.- Cardinal George Pell of Sydney is backing calls to scrap the 310 year-old law banning Catholics from the British throne.
“I would welcome a change,” the Australian cardinal told CNA.
His comments come just hours after Scottish Cardinal Keith Patrick O’Brien of St. Andrews & Edinburgh claimed in a BBC documentary that the 1701 Act of Settlement was fuelling anti-Catholicism in his country. He describes the law as “the country's shame.”
Just a few weeks ago the manager of the predominantly Catholic-supported soccer club, Glasgow Celtic was assaulted during a match by an opposing supporter and sent a parcel bomb in the mail. Arrests have followed each incident.
Meanwhile, Cardinal O’Brien has revealed that he received a bullet in the mail prior to the September 2010 papal visit to Scotland.

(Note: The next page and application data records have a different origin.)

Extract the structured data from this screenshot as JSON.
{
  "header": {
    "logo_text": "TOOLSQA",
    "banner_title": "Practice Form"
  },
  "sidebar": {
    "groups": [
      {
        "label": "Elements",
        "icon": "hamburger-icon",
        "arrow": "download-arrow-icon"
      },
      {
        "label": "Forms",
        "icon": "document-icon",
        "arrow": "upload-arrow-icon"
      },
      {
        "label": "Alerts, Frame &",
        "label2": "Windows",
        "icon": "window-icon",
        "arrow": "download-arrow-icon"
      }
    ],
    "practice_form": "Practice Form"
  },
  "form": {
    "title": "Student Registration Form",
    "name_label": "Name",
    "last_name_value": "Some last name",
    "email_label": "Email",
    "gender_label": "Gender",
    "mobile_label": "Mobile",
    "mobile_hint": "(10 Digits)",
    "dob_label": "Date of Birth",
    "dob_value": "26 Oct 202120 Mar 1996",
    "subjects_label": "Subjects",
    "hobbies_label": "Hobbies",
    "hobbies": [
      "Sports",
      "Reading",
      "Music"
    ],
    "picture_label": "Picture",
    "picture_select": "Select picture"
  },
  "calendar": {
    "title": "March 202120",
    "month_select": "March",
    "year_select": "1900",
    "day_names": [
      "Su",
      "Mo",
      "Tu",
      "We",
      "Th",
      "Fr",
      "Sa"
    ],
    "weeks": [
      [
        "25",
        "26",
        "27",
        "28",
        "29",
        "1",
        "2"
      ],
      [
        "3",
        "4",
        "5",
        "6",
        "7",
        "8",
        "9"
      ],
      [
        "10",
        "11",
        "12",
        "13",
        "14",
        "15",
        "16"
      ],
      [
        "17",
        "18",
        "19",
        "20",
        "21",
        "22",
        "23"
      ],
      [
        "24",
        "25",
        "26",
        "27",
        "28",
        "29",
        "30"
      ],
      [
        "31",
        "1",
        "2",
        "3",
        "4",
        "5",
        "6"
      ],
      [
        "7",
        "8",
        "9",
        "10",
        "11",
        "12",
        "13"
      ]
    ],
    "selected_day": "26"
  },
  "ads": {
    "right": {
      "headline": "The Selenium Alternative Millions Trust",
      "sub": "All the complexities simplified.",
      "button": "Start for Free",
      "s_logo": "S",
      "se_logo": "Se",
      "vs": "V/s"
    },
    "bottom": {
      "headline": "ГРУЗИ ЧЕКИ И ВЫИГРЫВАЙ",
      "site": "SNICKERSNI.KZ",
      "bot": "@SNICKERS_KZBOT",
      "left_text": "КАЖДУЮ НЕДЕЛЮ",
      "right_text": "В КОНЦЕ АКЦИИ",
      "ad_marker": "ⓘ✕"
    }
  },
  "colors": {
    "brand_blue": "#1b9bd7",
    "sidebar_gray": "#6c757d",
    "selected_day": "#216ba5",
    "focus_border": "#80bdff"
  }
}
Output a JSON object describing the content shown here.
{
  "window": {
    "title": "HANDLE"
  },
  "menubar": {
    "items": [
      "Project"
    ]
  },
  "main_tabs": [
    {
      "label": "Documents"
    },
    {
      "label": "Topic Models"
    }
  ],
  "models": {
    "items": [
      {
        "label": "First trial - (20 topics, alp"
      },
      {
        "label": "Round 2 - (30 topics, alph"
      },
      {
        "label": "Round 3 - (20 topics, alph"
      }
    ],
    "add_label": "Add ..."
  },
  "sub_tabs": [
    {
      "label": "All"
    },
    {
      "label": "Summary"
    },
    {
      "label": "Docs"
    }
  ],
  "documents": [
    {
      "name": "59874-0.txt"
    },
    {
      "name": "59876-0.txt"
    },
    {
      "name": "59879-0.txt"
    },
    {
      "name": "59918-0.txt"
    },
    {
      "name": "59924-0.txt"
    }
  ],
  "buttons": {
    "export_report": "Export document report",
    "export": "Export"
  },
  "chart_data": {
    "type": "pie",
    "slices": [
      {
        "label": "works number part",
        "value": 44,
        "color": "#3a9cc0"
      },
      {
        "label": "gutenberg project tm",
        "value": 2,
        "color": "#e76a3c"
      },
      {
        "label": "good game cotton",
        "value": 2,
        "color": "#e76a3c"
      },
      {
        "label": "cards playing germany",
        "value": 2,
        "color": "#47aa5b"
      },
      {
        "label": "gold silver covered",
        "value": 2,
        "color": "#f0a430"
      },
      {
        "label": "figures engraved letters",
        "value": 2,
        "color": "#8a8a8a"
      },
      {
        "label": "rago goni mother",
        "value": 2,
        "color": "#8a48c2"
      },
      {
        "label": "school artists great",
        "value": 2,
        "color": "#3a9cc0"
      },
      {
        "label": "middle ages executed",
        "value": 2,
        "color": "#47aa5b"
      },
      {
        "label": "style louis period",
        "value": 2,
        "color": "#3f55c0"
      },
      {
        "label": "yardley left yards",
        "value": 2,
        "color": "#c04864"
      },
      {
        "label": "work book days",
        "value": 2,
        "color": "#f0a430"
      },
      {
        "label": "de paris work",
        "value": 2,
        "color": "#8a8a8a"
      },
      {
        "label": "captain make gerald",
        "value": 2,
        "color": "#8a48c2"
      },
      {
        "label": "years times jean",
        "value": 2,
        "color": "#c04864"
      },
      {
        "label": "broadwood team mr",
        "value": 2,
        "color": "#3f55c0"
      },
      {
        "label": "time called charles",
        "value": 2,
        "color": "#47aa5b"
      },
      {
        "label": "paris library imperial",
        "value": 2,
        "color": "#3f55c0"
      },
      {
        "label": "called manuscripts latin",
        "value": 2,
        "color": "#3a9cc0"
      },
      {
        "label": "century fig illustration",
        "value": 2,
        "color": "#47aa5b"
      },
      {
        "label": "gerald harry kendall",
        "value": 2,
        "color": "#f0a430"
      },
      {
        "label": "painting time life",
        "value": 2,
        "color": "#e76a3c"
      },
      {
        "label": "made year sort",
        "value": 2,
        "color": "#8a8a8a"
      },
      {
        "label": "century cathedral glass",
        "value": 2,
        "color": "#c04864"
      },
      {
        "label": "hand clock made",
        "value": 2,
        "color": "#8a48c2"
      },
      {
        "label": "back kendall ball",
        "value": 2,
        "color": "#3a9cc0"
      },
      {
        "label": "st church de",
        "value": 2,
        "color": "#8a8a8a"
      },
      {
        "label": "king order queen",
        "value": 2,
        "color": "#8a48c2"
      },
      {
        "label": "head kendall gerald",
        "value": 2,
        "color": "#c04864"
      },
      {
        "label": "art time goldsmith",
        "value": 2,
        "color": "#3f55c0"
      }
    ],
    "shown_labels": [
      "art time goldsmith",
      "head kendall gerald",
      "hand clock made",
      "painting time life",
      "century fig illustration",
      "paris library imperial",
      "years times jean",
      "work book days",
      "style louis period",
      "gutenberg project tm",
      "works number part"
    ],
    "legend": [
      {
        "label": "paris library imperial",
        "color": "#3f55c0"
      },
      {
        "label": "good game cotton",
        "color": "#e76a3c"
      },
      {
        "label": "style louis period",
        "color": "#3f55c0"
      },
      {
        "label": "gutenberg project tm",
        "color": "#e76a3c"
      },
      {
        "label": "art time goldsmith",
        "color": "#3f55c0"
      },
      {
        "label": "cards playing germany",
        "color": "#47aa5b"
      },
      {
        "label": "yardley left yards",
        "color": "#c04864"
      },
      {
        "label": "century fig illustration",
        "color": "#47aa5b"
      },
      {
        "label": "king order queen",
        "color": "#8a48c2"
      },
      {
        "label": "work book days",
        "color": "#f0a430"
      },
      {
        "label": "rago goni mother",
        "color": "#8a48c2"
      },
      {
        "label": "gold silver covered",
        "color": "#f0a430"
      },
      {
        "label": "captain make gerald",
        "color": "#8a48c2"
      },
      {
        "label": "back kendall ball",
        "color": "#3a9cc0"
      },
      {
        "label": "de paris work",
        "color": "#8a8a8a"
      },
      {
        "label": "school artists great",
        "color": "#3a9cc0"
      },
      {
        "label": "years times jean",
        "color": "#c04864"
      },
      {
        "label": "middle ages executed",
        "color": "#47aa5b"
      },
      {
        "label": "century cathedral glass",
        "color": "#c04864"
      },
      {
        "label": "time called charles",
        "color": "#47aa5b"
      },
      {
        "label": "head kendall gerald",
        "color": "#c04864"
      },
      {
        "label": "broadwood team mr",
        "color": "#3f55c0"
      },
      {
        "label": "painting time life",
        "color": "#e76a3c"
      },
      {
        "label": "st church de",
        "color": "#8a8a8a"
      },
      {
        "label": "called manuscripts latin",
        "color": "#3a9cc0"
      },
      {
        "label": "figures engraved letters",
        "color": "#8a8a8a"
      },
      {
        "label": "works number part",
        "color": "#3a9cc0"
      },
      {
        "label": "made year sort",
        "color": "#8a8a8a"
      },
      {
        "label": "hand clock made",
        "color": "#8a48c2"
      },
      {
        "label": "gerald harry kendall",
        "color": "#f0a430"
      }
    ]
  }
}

U.K. Prime Minister David Cameron has said that “in principle” he supports reforming the law on royal succession to allow Catholics to become king or queen or marrying the heir to the throne. However, he also says the decision would have to be approved by all Commonwealth countries – hence the significance of Cardinal Pell’s opinion.
“I would welcome a change. It is not a first order issue, and there is no great urgency about it, but I anticipate that the law will be changed at some time,” the Australian archbishop said.
“It would certainly be welcomed in Australia.”
At present, there is no similar prohibition on the British royal family marrying members of other faiths such as Islam or Judaism, or those who profess to be agnostic or atheist.
The Act was originally passed to prevent the descendants of the Catholic King James II from ascending the throne. He was deposed in the 1688 "glorious revolution" by supporters of the Protestant William and Mary. Mary was the eldest Protestant daughter of James II and was married to William of Orange, who later became William III.
In recent years, the Act has effected several members of the British royal family.
In 2001, Lord Nicholas Windsor, the youngest son of the Duke and Duchess of Kent, permanently forfeited his right to the royal succession by converting to Catholicism.
In 2008, Autumn Kelly, the Canadian fiancee of the Queen's grandson Peter Philips, converted from Catholicism to Anglicanism, thus preserving her husband's chances of becoming king.
Today’s news coincides with Queen Elizabeth making the first trip to Ireland by a reigning U.K. monarch to predominately Catholic Ireland since it gained independence in 1922.